Małgorzata Saramonowicz

  • fot. Ela Lempp

(born 1964) is a novelist and journalist. She made her debut in 1989 with a novel co-authored by Andrzej Saramonowicz entitled Akropoliada, but gained public attention seven years later when her novel Sister was published and was soon acclaimed as the literary event of autumn 1996. A psychological thriller, the book aroused a lively debate, and not just among literary critics, because it came out at the very moment when public debate on the introduction of an anti-abortion law in Poland was at its height. The plot is as follows: a young woman finds out she is pregnant and immediately falls into a coma. The doctors are unable to tell why. The only person to make any headway into solving the mystery is the heroine’s distraught husband, who discovers that in her childhood her brother forced her to perform acts of incest, to which their mother turned a blind eye. The doctors suggest that the only failsafe way to rescue her from her life-threatening coma is to perform an abortion, but her husband refuses to give his consent. Writing about a pivotal, widely debated issue is a typical feature of Saramonowicz’s work. She also used the same technique in her second novel, Mirrors (1999). This time her topic was the euthanasia debate and the many discussions that were and are still being conducted in the media about the tragic loss of youth and beauty, whose victims are mainly mature women. The heroines of Mirrors are women finding out what it means to be old; in fear of death, an old woman murders her young carer. The mirrors of the title are to blame, as they dispassionately announce each new wrinkle and each new white hair… As Jan Gondowicz wrote about the book, “The mirror is the silent guardian of our sense of self, the witness to our truth and our fakery. Lies told in front of the mirror are the hardest lies of all. Writing about mirrors means fathoming the secret of identity. ‘Is that really me?’ asks the old woman as she stares into the mirror…”.

"If Edgar Allan Poe had had a daughter, and if that daughter had had a daughter, and that daughter in her turn had had a daughter, it would have been easy to understand where Malgorzata Saramonowicz has come from."
Gazeta Wyborcza


  • Siostra, Warszawa: W.A.B., 1996; 1999.
  • Lustra, Warszawa: W.A.B., 1999.
  • Sanatorium, Warszawa: W.A.B., 2005.
  • Xięgi Nefasa, Kraków: Znak, 2016.



  • Zus [Siostra], trans.
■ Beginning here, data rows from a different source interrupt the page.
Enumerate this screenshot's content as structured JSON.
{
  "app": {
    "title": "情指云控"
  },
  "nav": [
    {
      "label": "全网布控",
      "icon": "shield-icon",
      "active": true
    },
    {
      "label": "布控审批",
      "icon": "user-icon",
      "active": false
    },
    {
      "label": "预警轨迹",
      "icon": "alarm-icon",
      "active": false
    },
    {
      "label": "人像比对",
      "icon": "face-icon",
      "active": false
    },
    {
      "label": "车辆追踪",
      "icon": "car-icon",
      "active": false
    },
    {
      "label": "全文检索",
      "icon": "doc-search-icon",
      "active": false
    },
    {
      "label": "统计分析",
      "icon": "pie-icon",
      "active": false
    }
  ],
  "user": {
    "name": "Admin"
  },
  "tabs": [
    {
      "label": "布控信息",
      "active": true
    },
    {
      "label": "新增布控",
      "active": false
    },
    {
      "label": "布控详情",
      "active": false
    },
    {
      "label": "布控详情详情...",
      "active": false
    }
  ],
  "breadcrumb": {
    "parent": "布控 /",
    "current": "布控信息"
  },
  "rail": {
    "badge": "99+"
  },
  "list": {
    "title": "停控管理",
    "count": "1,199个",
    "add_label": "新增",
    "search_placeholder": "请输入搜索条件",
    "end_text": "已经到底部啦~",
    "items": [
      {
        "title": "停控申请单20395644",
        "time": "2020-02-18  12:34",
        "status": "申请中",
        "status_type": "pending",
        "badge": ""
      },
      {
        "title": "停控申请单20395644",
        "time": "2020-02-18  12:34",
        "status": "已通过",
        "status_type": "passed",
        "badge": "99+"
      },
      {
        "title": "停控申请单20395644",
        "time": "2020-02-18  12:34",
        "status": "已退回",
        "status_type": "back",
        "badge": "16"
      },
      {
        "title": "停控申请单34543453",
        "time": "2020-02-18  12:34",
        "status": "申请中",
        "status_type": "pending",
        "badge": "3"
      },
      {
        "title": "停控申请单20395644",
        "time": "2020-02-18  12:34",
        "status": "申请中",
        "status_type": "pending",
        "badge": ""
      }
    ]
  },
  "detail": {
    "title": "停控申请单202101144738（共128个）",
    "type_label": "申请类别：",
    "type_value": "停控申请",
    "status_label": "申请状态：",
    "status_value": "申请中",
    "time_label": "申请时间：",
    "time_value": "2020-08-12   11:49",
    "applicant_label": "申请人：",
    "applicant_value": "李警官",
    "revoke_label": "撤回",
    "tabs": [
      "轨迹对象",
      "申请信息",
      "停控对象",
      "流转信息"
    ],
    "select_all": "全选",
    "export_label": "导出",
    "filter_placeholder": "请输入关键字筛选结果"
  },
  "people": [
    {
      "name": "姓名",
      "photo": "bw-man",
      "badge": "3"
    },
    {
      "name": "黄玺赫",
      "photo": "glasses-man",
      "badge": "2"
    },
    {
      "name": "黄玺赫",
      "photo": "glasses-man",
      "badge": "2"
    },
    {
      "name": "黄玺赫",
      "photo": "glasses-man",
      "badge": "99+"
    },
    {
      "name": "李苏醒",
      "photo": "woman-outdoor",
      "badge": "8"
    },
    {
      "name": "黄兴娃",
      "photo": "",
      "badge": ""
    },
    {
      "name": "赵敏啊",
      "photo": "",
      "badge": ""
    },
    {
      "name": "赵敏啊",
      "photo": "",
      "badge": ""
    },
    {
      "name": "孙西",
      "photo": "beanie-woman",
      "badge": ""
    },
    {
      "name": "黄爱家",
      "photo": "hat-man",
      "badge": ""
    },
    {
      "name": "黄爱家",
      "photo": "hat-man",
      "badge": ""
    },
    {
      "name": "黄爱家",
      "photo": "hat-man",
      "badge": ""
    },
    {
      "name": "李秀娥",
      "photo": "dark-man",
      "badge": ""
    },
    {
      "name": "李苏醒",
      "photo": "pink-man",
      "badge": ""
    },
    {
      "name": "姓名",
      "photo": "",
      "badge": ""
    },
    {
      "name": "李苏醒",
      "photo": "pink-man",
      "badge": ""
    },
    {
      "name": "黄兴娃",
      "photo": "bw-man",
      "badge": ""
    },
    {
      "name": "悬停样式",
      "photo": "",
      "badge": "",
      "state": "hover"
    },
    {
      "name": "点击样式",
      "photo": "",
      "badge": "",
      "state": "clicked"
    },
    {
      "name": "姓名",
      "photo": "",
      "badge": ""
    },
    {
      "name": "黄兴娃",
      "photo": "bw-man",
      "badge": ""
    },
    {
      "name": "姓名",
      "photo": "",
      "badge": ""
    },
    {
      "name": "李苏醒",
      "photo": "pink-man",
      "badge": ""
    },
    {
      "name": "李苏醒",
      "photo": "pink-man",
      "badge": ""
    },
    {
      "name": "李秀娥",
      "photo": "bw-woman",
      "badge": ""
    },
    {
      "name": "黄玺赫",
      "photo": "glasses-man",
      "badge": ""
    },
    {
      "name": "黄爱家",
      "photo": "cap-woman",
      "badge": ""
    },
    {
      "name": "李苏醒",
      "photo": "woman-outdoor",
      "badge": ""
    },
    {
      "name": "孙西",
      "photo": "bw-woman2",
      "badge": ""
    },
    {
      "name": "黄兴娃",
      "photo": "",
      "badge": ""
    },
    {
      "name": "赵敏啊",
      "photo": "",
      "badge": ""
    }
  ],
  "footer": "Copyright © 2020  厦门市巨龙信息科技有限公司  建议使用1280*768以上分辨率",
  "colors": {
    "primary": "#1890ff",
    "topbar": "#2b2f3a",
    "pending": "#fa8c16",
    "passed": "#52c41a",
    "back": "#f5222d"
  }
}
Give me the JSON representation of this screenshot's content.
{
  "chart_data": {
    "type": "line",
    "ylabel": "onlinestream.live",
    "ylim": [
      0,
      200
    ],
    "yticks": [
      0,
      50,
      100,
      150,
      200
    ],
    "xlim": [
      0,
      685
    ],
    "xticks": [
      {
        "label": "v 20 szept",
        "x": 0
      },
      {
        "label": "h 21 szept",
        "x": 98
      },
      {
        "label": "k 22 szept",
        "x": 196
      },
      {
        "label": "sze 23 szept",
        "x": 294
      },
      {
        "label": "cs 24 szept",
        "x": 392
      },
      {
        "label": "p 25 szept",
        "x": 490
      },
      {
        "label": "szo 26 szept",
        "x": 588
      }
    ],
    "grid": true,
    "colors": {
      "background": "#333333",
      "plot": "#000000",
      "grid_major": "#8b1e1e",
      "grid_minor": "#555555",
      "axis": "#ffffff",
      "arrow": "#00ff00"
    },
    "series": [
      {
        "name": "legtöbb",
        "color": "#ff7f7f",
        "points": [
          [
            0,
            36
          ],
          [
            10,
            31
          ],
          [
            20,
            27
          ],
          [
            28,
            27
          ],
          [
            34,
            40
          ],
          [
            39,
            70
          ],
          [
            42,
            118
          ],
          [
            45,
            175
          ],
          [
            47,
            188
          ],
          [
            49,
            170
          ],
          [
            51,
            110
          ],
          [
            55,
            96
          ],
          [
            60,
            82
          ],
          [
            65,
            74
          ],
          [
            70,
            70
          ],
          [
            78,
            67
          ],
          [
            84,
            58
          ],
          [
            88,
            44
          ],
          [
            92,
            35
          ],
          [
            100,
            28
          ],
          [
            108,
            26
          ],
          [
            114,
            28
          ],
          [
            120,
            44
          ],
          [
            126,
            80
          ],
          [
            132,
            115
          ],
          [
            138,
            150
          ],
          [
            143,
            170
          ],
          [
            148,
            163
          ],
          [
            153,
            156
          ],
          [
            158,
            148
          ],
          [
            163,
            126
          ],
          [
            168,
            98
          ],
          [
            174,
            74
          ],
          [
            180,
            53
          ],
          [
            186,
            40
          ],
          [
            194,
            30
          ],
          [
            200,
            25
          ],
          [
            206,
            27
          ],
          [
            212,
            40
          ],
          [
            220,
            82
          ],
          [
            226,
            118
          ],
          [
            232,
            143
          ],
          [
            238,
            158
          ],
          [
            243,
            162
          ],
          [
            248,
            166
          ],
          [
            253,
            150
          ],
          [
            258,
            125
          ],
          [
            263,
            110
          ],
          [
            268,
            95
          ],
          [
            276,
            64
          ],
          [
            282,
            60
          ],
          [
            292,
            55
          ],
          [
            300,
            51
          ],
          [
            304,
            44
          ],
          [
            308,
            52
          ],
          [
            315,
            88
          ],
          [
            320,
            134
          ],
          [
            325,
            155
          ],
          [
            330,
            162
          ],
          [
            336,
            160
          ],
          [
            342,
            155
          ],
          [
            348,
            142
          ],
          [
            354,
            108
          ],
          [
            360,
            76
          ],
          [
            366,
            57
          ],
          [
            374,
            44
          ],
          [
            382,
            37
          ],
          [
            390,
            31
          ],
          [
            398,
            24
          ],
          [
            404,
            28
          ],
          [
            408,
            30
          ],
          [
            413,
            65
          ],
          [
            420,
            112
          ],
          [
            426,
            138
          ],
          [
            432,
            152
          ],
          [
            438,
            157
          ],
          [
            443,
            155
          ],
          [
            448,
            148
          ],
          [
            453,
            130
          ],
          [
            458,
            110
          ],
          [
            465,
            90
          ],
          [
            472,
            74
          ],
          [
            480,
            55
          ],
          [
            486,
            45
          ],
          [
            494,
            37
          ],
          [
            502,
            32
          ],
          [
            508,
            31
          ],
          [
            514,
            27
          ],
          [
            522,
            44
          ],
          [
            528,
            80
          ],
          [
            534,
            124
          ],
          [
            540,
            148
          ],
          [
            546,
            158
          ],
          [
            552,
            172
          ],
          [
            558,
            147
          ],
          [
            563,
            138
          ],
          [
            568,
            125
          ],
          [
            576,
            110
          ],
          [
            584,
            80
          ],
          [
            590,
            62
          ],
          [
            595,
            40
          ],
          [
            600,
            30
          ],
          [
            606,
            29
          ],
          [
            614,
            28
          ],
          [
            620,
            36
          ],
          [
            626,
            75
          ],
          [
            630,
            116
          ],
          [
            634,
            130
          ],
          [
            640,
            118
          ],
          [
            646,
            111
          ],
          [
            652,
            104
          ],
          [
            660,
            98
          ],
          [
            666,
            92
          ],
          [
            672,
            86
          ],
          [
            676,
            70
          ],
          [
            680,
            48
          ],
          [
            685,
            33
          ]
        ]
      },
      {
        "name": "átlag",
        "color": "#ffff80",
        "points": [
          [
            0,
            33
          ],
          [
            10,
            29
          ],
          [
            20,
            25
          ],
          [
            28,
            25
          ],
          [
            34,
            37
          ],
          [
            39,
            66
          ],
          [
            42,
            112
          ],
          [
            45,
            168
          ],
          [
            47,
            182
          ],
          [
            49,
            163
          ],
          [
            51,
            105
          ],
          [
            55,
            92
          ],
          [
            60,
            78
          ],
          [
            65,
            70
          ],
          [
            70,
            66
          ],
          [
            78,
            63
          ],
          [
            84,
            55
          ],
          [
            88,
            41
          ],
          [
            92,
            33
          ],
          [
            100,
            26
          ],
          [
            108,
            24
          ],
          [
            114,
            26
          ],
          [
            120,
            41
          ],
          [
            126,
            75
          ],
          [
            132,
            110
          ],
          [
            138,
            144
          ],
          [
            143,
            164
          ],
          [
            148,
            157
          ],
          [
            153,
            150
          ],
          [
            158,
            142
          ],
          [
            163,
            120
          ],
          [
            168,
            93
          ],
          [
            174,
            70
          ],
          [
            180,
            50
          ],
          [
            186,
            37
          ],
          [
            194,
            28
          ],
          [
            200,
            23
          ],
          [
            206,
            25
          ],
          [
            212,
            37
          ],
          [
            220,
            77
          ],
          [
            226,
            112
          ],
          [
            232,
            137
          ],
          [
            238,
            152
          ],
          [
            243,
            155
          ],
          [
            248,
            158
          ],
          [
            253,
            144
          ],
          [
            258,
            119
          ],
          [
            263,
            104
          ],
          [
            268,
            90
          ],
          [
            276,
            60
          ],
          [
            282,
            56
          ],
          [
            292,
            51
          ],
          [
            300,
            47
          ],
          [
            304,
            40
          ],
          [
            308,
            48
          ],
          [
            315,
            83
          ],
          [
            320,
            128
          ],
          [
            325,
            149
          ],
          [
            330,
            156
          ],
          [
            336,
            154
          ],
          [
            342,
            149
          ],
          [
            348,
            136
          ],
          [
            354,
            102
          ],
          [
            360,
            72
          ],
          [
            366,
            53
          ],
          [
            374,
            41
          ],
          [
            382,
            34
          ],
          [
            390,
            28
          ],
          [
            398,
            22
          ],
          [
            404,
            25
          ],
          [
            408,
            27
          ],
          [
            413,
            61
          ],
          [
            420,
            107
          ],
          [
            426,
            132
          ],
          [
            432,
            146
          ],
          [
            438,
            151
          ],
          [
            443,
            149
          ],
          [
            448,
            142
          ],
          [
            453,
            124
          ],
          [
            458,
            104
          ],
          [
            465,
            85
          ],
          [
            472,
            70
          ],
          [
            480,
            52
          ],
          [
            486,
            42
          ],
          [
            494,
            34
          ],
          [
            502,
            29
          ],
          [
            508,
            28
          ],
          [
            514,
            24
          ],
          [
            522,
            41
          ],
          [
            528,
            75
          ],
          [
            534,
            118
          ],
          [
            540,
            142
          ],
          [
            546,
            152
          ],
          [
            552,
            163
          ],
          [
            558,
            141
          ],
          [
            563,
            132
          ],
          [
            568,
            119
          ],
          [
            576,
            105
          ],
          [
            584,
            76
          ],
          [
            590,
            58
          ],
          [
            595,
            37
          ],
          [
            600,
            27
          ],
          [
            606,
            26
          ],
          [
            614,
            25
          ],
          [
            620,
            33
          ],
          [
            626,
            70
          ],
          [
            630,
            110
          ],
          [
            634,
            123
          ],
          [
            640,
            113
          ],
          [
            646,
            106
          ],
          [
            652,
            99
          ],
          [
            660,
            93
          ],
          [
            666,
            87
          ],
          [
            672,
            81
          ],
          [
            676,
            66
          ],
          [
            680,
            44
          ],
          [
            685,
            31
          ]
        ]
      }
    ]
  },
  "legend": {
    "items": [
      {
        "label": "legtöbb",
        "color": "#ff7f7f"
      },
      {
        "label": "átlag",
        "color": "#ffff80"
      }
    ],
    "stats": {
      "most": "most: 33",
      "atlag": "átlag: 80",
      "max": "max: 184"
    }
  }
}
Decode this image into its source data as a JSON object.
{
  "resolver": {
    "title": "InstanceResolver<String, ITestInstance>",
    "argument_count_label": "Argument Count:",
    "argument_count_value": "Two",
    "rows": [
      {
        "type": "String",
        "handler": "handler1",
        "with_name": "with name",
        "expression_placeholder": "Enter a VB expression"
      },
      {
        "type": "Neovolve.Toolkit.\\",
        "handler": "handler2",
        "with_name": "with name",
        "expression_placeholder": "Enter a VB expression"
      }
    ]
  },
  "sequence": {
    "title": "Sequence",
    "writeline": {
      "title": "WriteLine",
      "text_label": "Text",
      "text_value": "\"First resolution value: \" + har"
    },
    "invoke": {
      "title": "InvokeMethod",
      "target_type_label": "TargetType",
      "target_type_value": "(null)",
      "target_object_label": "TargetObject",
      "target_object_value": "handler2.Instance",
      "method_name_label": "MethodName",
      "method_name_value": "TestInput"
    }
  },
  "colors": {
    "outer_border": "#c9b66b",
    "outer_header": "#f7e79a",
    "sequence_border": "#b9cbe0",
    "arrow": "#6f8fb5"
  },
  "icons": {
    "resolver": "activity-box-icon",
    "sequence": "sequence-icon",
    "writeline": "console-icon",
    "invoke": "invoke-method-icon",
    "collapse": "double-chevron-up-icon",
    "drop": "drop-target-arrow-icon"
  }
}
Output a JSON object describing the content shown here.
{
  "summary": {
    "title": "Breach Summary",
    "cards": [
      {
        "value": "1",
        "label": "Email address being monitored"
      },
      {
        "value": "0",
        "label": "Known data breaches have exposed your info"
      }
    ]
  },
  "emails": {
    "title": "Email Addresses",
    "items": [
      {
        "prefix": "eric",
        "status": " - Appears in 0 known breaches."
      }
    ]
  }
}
Karol Lesman, Breda: De Geus, 1999


  • Die Schwester [Siostra], Hamburg: Rotbuch-Verl., 2000.
  • Spiegel [Lustra], Hamburg: Rotbuch-Verl., 2002.


  • Sese [Siostra], Wilno: Alma Littera, 2000.